An FDA safety review has cleared Gilead Sciences to resume five clinical trials that were placed under a partial hold in January. The experimental Gilead drug, magrolimab, is part of a class of cancer immunotherapies that address a hot target for the field.
Gilead Sciences did not disclose details about the safety concern that led to an FDA partial clinical hold on five studies evaluating its cancer drug, magrolimab. But this experimental cancer immunotherapy introduces a safety risk that’s a known problem for all drugs in this class.
Mirum Pharmaceuticals drug Livmarli is now approved to treat pruritus caused by Alagille syndrome, a rare liver disease that can worsen to the point of requiring a transplant. Mirum licensed the drug from Shire in 2018.
Clinical tests of drugs from Gilead Sciences and Novo Nordisk have yielded encouraging results in nonalcoholic steatohepatitis (NASH), and the partners now want to see if the drug combinations help patients in a larger mid-stage study. The planned Phase 2b study expands on a 2019 R&D alliance.

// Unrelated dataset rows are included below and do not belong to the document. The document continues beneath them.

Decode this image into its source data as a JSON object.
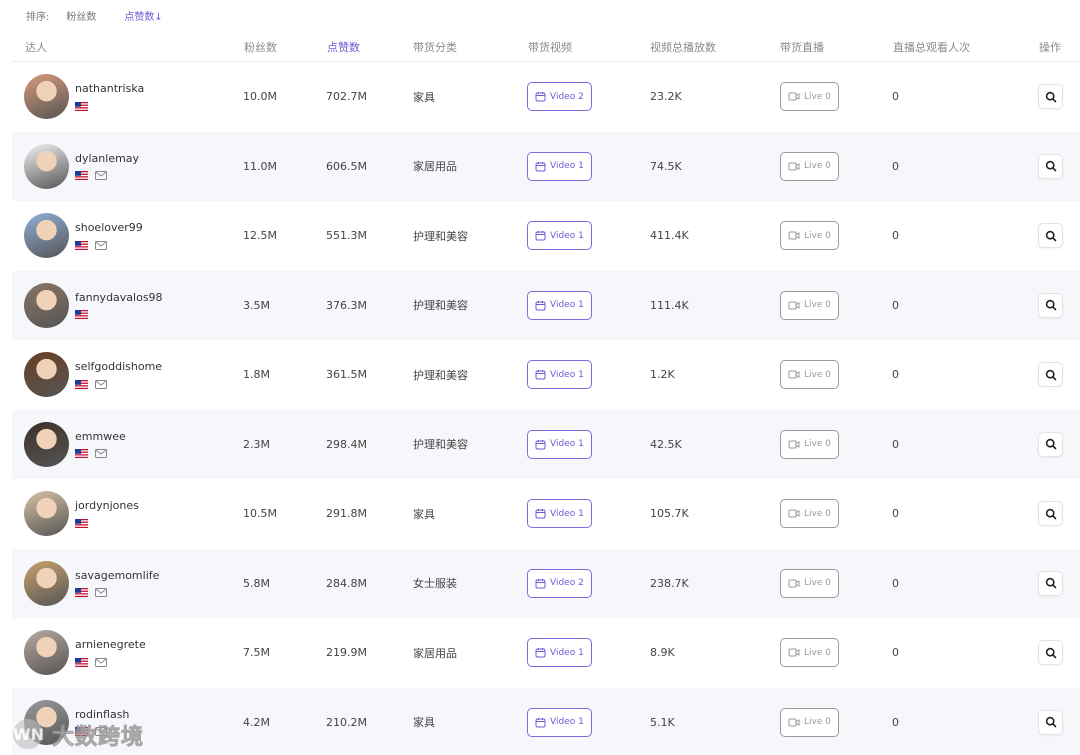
{
  "sort": {
    "label": "排序:",
    "options": [
      "粉丝数",
      "点赞数↓"
    ],
    "active_index": 1
  },
  "columns": [
    "达人",
    "粉丝数",
    "点赞数",
    "带货分类",
    "带货视频",
    "视频总播放数",
    "带货直播",
    "直播总观看人次",
    "操作"
  ],
  "rows": [
    {
      "name": "nathantriska",
      "followers": "10.0M",
      "likes": "702.7M",
      "category": "家具",
      "video": "Video 2",
      "plays": "23.2K",
      "live": "Live 0",
      "viewers": "0",
      "has_mail": false,
      "avatar_color": "#d89a7a"
    },
    {
      "name": "dylanlemay",
      "followers": "11.0M",
      "likes": "606.5M",
      "category": "家居用品",
      "video": "Video 1",
      "plays": "74.5K",
      "live": "Live 0",
      "viewers": "0",
      "has_mail": true,
      "avatar_color": "#f2f2f2"
    },
    {
      "name": "shoelover99",
      "followers": "12.5M",
      "likes": "551.3M",
      "category": "护理和美容",
      "video": "Video 1",
      "plays": "411.4K",
      "live": "Live 0",
      "viewers": "0",
      "has_mail": true,
      "avatar_color": "#8fb0d8"
    },
    {
      "name": "fannydavalos98",
      "followers": "3.5M",
      "likes": "376.3M",
      "category": "护理和美容",
      "video": "Video 1",
      "plays": "111.4K",
      "live": "Live 0",
      "viewers": "0",
      "has_mail": false,
      "avatar_color": "#8a7566"
    },
    {
      "name": "selfgoddishome",
      "followers": "1.8M",
      "likes": "361.5M",
      "category": "护理和美容",
      "video": "Video 1",
      "plays": "1.2K",
      "live": "Live 0",
      "viewers": "0",
      "has_mail": true,
      "avatar_color": "#6b3f24"
    },
    {
      "name": "emmwee",
      "followers": "2.3M",
      "likes": "298.4M",
      "category": "护理和美容",
      "video": "Video 1",
      "plays": "42.5K",
      "live": "Live 0",
      "viewers": "0",
      "has_mail": true,
      "avatar_color": "#3d3028"
    },
    {
      "name": "jordynjones",
      "followers": "10.5M",
      "likes": "291.8M",
      "category": "家具",
      "video": "Video 1",
      "plays": "105.7K",
      "live": "Live 0",
      "viewers": "0",
      "has_mail": false,
      "avatar_color": "#d8c2a6"
    },
    {
      "name": "savagemomlife",
      "followers": "5.8M",
      "likes": "284.8M",
      "category": "女士服装",
      "video": "Video 2",
      "plays": "238.7K",
      "live": "Live 0",
      "viewers": "0",
      "has_mail": true,
      "avatar_color": "#c9a26e"
    },
    {
      "name": "arnienegrete",
      "followers": "7.5M",
      "likes": "219.9M",
      "category": "家居用品",
      "video": "Video 1",
      "plays": "8.9K",
      "live": "Live 0",
      "viewers": "0",
      "has_mail": true,
      "avatar_color": "#b8a8a0"
    },
    {
      "name": "rodinflash",
      "followers": "4.2M",
      "likes": "210.2M",
      "category": "家具",
      "video": "Video 1",
      "plays": "5.1K",
      "live": "Live 0",
      "viewers": "0",
      "has_mail": true,
      "avatar_color": "#9a9a9a"
    }
  ],
  "watermark": {
    "text": "大数跨境",
    "avatar_text": "WN"
  },
  "colors": {
    "accent": "#6a5cd6",
    "row_alt": "#f6f7fb",
    "border": "#ececec"
  }
}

FDA approval for Yescarta in follicular lymphoma makes it the first approved CAR-T treatment for this type of cancer. It also marks Gilead Sciences’ third approved indication for a CAR-T cell therapy.
The decision to discontinue all clinical trials for ziritaxestat is the latest setback in a broad alliance between Gilead Sciences and Galapagos. Last year, the FDA rejected a rheumatoid arthritis drug covered under the partnership.
The therapeutic vaccine will be based on Gritstone Oncology’s technology and will use antigens from Gilead Sciences. It’s the latest in a string of partnerships Gilead has signed in its search for an HIV cure.
Research on the drug’s molecular target dates back to the 1950s. A spokesperson for Gilead noted that the company anticipates potentially investing more than $1 billion on the drug this year alone.